> **Try it**
Leaving out the pictures, restate each record below word for word.

Data about app and page elements
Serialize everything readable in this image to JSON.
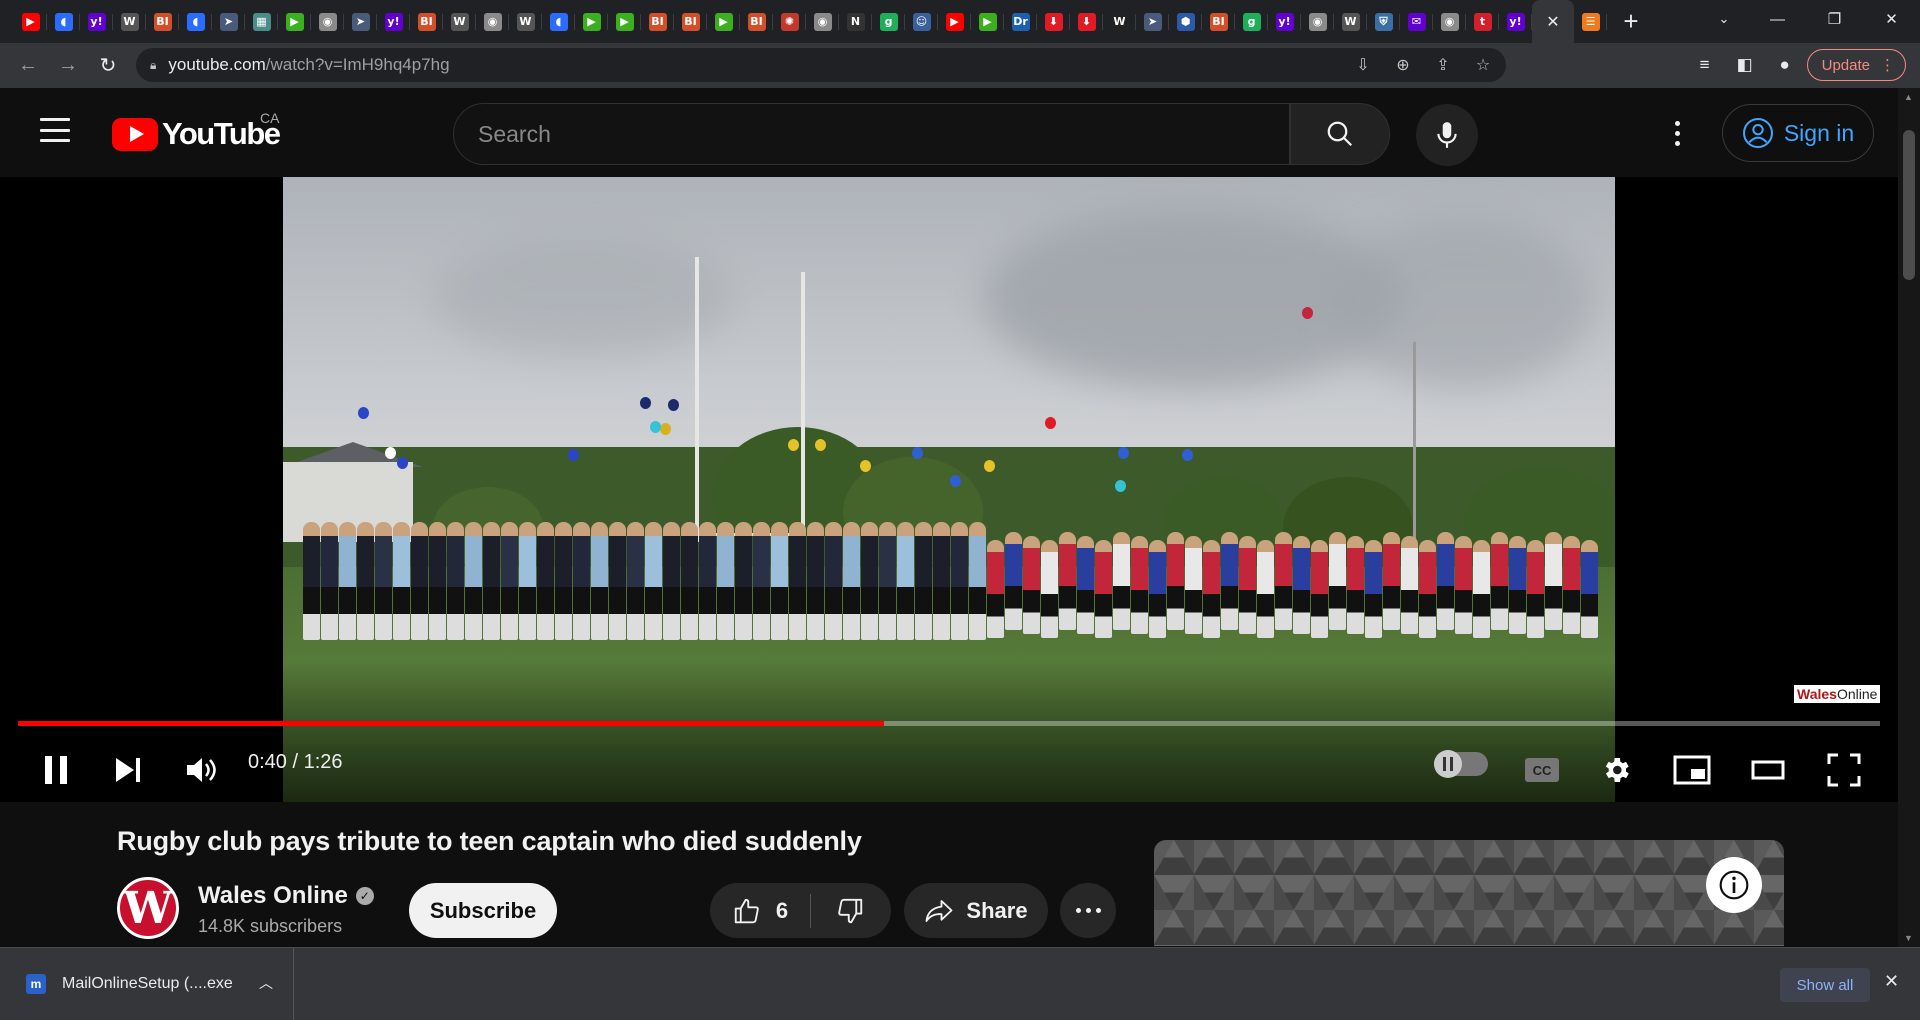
{
  "browser": {
    "tabs": [
      {
        "icon": "youtube-icon",
        "glyph": "▶",
        "color": "#ff0000"
      },
      {
        "icon": "shield-icon",
        "glyph": "◖",
        "color": "#2a6cff"
      },
      {
        "icon": "yahoo-icon",
        "glyph": "y!",
        "color": "#6001d2"
      },
      {
        "icon": "wsj-icon",
        "glyph": "W",
        "color": "#555555"
      },
      {
        "icon": "business-insider-icon",
        "glyph": "BI",
        "color": "#d24f2a"
      },
      {
        "icon": "shield-icon",
        "glyph": "◖",
        "color": "#2a6cff"
      },
      {
        "icon": "arrow-tag-icon",
        "glyph": "➤",
        "color": "#4a5a7a"
      },
      {
        "icon": "map-icon",
        "glyph": "▦",
        "color": "#4a8c8a"
      },
      {
        "icon": "play-circle-icon",
        "glyph": "▶",
        "color": "#3caf1e"
      },
      {
        "icon": "globe-icon",
        "glyph": "◉",
        "color": "#8a8a8a"
      },
      {
        "icon": "arrow-tag-icon",
        "glyph": "➤",
        "color": "#4a5a7a"
      },
      {
        "icon": "yahoo-icon",
        "glyph": "y!",
        "color": "#6001d2"
      },
      {
        "icon": "business-insider-icon",
        "glyph": "BI",
        "color": "#d24f2a"
      },
      {
        "icon": "wsj-icon",
        "glyph": "W",
        "color": "#555555"
      },
      {
        "icon": "globe-icon",
        "glyph": "◉",
        "color": "#8a8a8a"
      },
      {
        "icon": "wsj-icon",
        "glyph": "W",
        "color": "#555555"
      },
      {
        "icon": "shield-icon",
        "glyph": "◖",
        "color": "#2a6cff"
      },
      {
        "icon": "play-circle-icon",
        "glyph": "▶",
        "color": "#3caf1e"
      },
      {
        "icon": "play-circle-icon",
        "glyph": "▶",
        "color": "#3caf1e"
      },
      {
        "icon": "business-insider-icon",
        "glyph": "BI",
        "color": "#d24f2a"
      },
      {
        "icon": "business-insider-icon",
        "glyph": "BI",
        "color": "#d24f2a"
      },
      {
        "icon": "play-circle-icon",
        "glyph": "▶",
        "color": "#3caf1e"
      },
      {
        "icon": "business-insider-icon",
        "glyph": "BI",
        "color": "#d24f2a"
      },
      {
        "icon": "starburst-icon",
        "glyph": "✺",
        "color": "#c0392b"
      },
      {
        "icon": "globe-icon",
        "glyph": "◉",
        "color": "#8a8a8a"
      },
      {
        "icon": "newspaper-icon",
        "glyph": "N",
        "color": "#333333"
      },
      {
        "icon": "g-icon",
        "glyph": "g",
        "color": "#1fae5a"
      },
      {
        "icon": "portrait-icon",
        "glyph": "☺",
        "color": "#3a5f9a"
      },
      {
        "icon": "youtube-icon",
        "glyph": "▶",
        "color": "#ff0000"
      },
      {
        "icon": "play-circle-icon",
        "glyph": "▶",
        "color": "#3caf1e"
      },
      {
        "icon": "dr-icon",
        "glyph": "Dr",
        "color": "#1d5fb0"
      },
      {
        "icon": "download-red-icon",
        "glyph": "⬇",
        "color": "#e01b24"
      },
      {
        "icon": "download-red-icon",
        "glyph": "⬇",
        "color": "#e01b24"
      },
      {
        "icon": "wp-icon",
        "glyph": "W",
        "color": "#222222"
      },
      {
        "icon": "arrow-tag-icon",
        "glyph": "➤",
        "color": "#4a5a7a"
      },
      {
        "icon": "cube-icon",
        "glyph": "⬢",
        "color": "#2d5aa8"
      },
      {
        "icon": "business-insider-icon",
        "glyph": "BI",
        "color": "#d24f2a"
      },
      {
        "icon": "g-icon",
        "glyph": "g",
        "color": "#1fae5a"
      },
      {
        "icon": "yahoo-icon",
        "glyph": "y!",
        "color": "#6001d2"
      },
      {
        "icon": "globe-icon",
        "glyph": "◉",
        "color": "#8a8a8a"
      },
      {
        "icon": "wsj-icon",
        "glyph": "W",
        "color": "#555555"
      },
      {
        "icon": "crest-icon",
        "glyph": "⛨",
        "color": "#3a6ea5"
      },
      {
        "icon": "yahoo-mail-icon",
        "glyph": "✉",
        "color": "#6001d2"
      },
      {
        "icon": "globe-icon",
        "glyph": "◉",
        "color": "#8a8a8a"
      },
      {
        "icon": "red-t-icon",
        "glyph": "t",
        "color": "#d3202a"
      },
      {
        "icon": "yahoo-icon",
        "glyph": "y!",
        "color": "#6001d2"
      }
    ],
    "new_tab_tab_icon": {
      "icon": "bookmark-stack-icon",
      "glyph": "☰",
      "color": "#f07b1f"
    },
    "url_host": "youtube.com",
    "url_path": "/watch?v=ImH9hq4p7hg",
    "update_label": "Update"
  },
  "masthead": {
    "logo_text": "YouTube",
    "country_code": "CA",
    "search_placeholder": "Search",
    "signin_label": "Sign in"
  },
  "player": {
    "current_time": "0:40",
    "duration": "1:26",
    "progress_fraction": 0.4651,
    "watermark_bold": "Wales",
    "watermark_rest": "Online"
  },
  "video": {
    "title": "Rugby club pays tribute to teen captain who died suddenly",
    "channel_name": "Wales Online",
    "channel_initial": "W",
    "subscribers": "14.8K subscribers",
    "subscribe_label": "Subscribe",
    "likes": "6",
    "share_label": "Share"
  },
  "downloads": {
    "file_name": "MailOnlineSetup (....exe",
    "show_all_label": "Show all"
  },
  "colors": {
    "accent": "#ff0000",
    "link": "#3ea6ff",
    "background": "#0f0f0f"
  }
}
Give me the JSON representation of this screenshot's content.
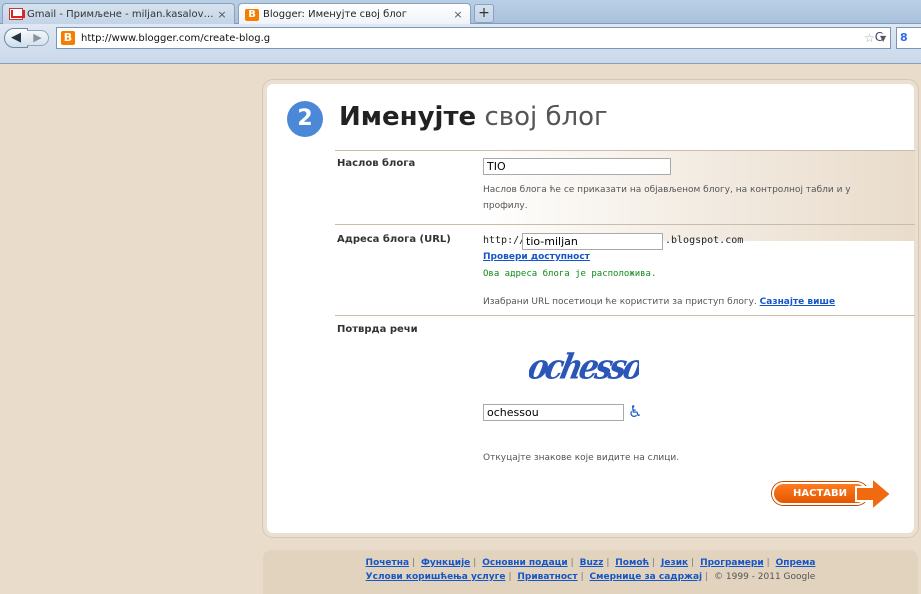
{
  "tabs": [
    {
      "label": "Gmail - Примљене - miljan.kasalovic@gm...",
      "icon": "gmail-icon"
    },
    {
      "label": "Blogger: Именујте свој блог",
      "icon": "blogger-icon"
    }
  ],
  "new_tab_label": "+",
  "nav": {
    "url": "http://www.blogger.com/create-blog.g",
    "back": "◀",
    "forward": "▶",
    "reload": "C",
    "search_logo": "8"
  },
  "page": {
    "step": "2",
    "title_bold": "Именујте",
    "title_rest": "свој блог",
    "blog_title_label": "Наслов блога",
    "blog_title_value": "TIO",
    "blog_title_help": "Наслов блога ће се приказати на објављеном блогу, на контролној табли и у профилу.",
    "address_label": "Адреса блога (URL)",
    "address_prefix": "http://",
    "address_value": "tio-miljan",
    "address_suffix": ".blogspot.com",
    "check_link": "Провери доступност",
    "available_msg": "Ова адреса блога је расположива.",
    "url_help": "Изабрани URL посетиоци ће користити за приступ блогу.",
    "learn_more": "Сазнајте више",
    "word_verify_label": "Потврда речи",
    "captcha_text": "ochessou",
    "captcha_value": "ochessou",
    "captcha_help": "Откуцајте знакове које видите на слици.",
    "continue_label": "НАСТАВИ"
  },
  "footer": {
    "links_row1": [
      "Почетна",
      "Функције",
      "Основни подаци",
      "Buzz",
      "Помоћ",
      "Језик",
      "Програмери",
      "Опрема"
    ],
    "links_row2": [
      "Услови коришћења услуге",
      "Приватност",
      "Смернице за садржај"
    ],
    "copyright": "© 1999 - 2011 Google"
  },
  "colors": {
    "accent": "#f57d00",
    "link": "#1556c7",
    "step_badge": "#4b89d8",
    "available": "#118a1c"
  }
}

> **Answer to this problem**
Serialize everything readable in this image to JSON.
{
  "browser": {
    "tabs": [
      {
        "icon": "youtube-icon",
        "glyph": "▶",
        "color": "#ff0000"
      },
      {
        "icon": "shield-icon",
        "glyph": "◖",
        "color": "#2a6cff"
      },
      {
        "icon": "yahoo-icon",
        "glyph": "y!",
        "color": "#6001d2"
      },
      {
        "icon": "wsj-icon",
        "glyph": "W",
        "color": "#555555"
      },
      {
        "icon": "business-insider-icon",
        "glyph": "BI",
        "color": "#d24f2a"
      },
      {
        "icon": "shield-icon",
        "glyph": "◖",
        "color": "#2a6cff"
      },
      {
        "icon": "arrow-tag-icon",
        "glyph": "➤",
        "color": "#4a5a7a"
      },
      {
        "icon": "map-icon",
        "glyph": "▦",
        "color": "#4a8c8a"
      },
      {
        "icon": "play-circle-icon",
        "glyph": "▶",
        "color": "#3caf1e"
      },
      {
        "icon": "globe-icon",
        "glyph": "◉",
        "color": "#8a8a8a"
      },
      {
        "icon": "arrow-tag-icon",
        "glyph": "➤",
        "color": "#4a5a7a"
      },
      {
        "icon": "yahoo-icon",
        "glyph": "y!",
        "color": "#6001d2"
      },
      {
        "icon": "business-insider-icon",
        "glyph": "BI",
        "color": "#d24f2a"
      },
      {
        "icon": "wsj-icon",
        "glyph": "W",
        "color": "#555555"
      },
      {
        "icon": "globe-icon",
        "glyph": "◉",
        "color": "#8a8a8a"
      },
      {
        "icon": "wsj-icon",
        "glyph": "W",
        "color": "#555555"
      },
      {
        "icon": "shield-icon",
        "glyph": "◖",
        "color": "#2a6cff"
      },
      {
        "icon": "play-circle-icon",
        "glyph": "▶",
        "color": "#3caf1e"
      },
      {
        "icon": "play-circle-icon",
        "glyph": "▶",
        "color": "#3caf1e"
      },
      {
        "icon": "business-insider-icon",
        "glyph": "BI",
        "color": "#d24f2a"
      },
      {
        "icon": "business-insider-icon",
        "glyph": "BI",
        "color": "#d24f2a"
      },
      {
        "icon": "play-circle-icon",
        "glyph": "▶",
        "color": "#3caf1e"
      },
      {
        "icon": "business-insider-icon",
        "glyph": "BI",
        "color": "#d24f2a"
      },
      {
        "icon": "starburst-icon",
        "glyph": "✺",
        "color": "#c0392b"
      },
      {
        "icon": "globe-icon",
        "glyph": "◉",
        "color": "#8a8a8a"
      },
      {
        "icon": "newspaper-icon",
        "glyph": "N",
        "color": "#333333"
      },
      {
        "icon": "g-icon",
        "glyph": "g",
        "color": "#1fae5a"
      },
      {
        "icon": "portrait-icon",
        "glyph": "☺",
        "color": "#3a5f9a"
      },
      {
        "icon": "youtube-icon",
        "glyph": "▶",
        "color": "#ff0000"
      },
      {
        "icon": "play-circle-icon",
        "glyph": "▶",
        "color": "#3caf1e"
      },
      {
        "icon": "dr-icon",
        "glyph": "Dr",
        "color": "#1d5fb0"
      },
      {
        "icon": "download-red-icon",
        "glyph": "⬇",
        "color": "#e01b24"
      },
      {
        "icon": "download-red-icon",
        "glyph": "⬇",
        "color": "#e01b24"
      },
      {
        "icon": "wp-icon",
        "glyph": "W",
        "color": "#222222"
      },
      {
        "icon": "arrow-tag-icon",
        "glyph": "➤",
        "color": "#4a5a7a"
      },
      {
        "icon": "cube-icon",
        "glyph": "⬢",
        "color": "#2d5aa8"
      },
      {
        "icon": "business-insider-icon",
        "glyph": "BI",
        "color": "#d24f2a"
      },
      {
        "icon": "g-icon",
        "glyph": "g",
        "color": "#1fae5a"
      },
      {
        "icon": "yahoo-icon",
        "glyph": "y!",
        "color": "#6001d2"
      },
      {
        "icon": "globe-icon",
        "glyph": "◉",
        "color": "#8a8a8a"
      },
      {
        "icon": "wsj-icon",
        "glyph": "W",
        "color": "#555555"
      },
      {
        "icon": "crest-icon",
        "glyph": "⛨",
        "color": "#3a6ea5"
      },
      {
        "icon": "yahoo-mail-icon",
        "glyph": "✉",
        "color": "#6001d2"
      },
      {
        "icon": "globe-icon",
        "glyph": "◉",
        "color": "#8a8a8a"
      },
      {
        "icon": "red-t-icon",
        "glyph": "t",
        "color": "#d3202a"
      },
      {
        "icon": "yahoo-icon",
        "glyph": "y!",
        "color": "#6001d2"
      }
    ],
    "new_tab_tab_icon": {
      "icon": "bookmark-stack-icon",
      "glyph": "☰",
      "color": "#f07b1f"
    },
    "url_host": "youtube.com",
    "url_path": "/watch?v=ImH9hq4p7hg",
    "update_label": "Update"
  },
  "masthead": {
    "logo_text": "YouTube",
    "country_code": "CA",
    "search_placeholder": "Search",
    "signin_label": "Sign in"
  },
  "player": {
    "current_time": "0:40",
    "duration": "1:26",
    "progress_fraction": 0.4651,
    "watermark_bold": "Wales",
    "watermark_rest": "Online"
  },
  "video": {
    "title": "Rugby club pays tribute to teen captain who died suddenly",
    "channel_name": "Wales Online",
    "channel_initial": "W",
    "subscribers": "14.8K subscribers",
    "subscribe_label": "Subscribe",
    "likes": "6",
    "share_label": "Share"
  },
  "downloads": {
    "file_name": "MailOnlineSetup (....exe",
    "show_all_label": "Show all"
  },
  "colors": {
    "accent": "#ff0000",
    "link": "#3ea6ff",
    "background": "#0f0f0f"
  }
}
Give me the JSON representation of this screenshot's content.
{
  "tabs": [
    {
      "label": "Gmail - Примљене - miljan.kasalovic@gm...",
      "icon": "gmail-icon"
    },
    {
      "label": "Blogger: Именујте свој блог",
      "icon": "blogger-icon"
    }
  ],
  "new_tab_label": "+",
  "nav": {
    "url": "http://www.blogger.com/create-blog.g",
    "back": "◀",
    "forward": "▶",
    "reload": "C",
    "search_logo": "8"
  },
  "page": {
    "step": "2",
    "title_bold": "Именујте",
    "title_rest": "свој блог",
    "blog_title_label": "Наслов блога",
    "blog_title_value": "TIO",
    "blog_title_help": "Наслов блога ће се приказати на објављеном блогу, на контролној табли и у профилу.",
    "address_label": "Адреса блога (URL)",
    "address_prefix": "http://",
    "address_value": "tio-miljan",
    "address_suffix": ".blogspot.com",
    "check_link": "Провери доступност",
    "available_msg": "Ова адреса блога је расположива.",
    "url_help": "Изабрани URL посетиоци ће користити за приступ блогу.",
    "learn_more": "Сазнајте више",
    "word_verify_label": "Потврда речи",
    "captcha_text": "ochessou",
    "captcha_value": "ochessou",
    "captcha_help": "Откуцајте знакове које видите на слици.",
    "continue_label": "НАСТАВИ"
  },
  "footer": {
    "links_row1": [
      "Почетна",
      "Функције",
      "Основни подаци",
      "Buzz",
      "Помоћ",
      "Језик",
      "Програмери",
      "Опрема"
    ],
    "links_row2": [
      "Услови коришћења услуге",
      "Приватност",
      "Смернице за садржај"
    ],
    "copyright": "© 1999 - 2011 Google"
  },
  "colors": {
    "accent": "#f57d00",
    "link": "#1556c7",
    "step_badge": "#4b89d8",
    "available": "#118a1c"
  }
}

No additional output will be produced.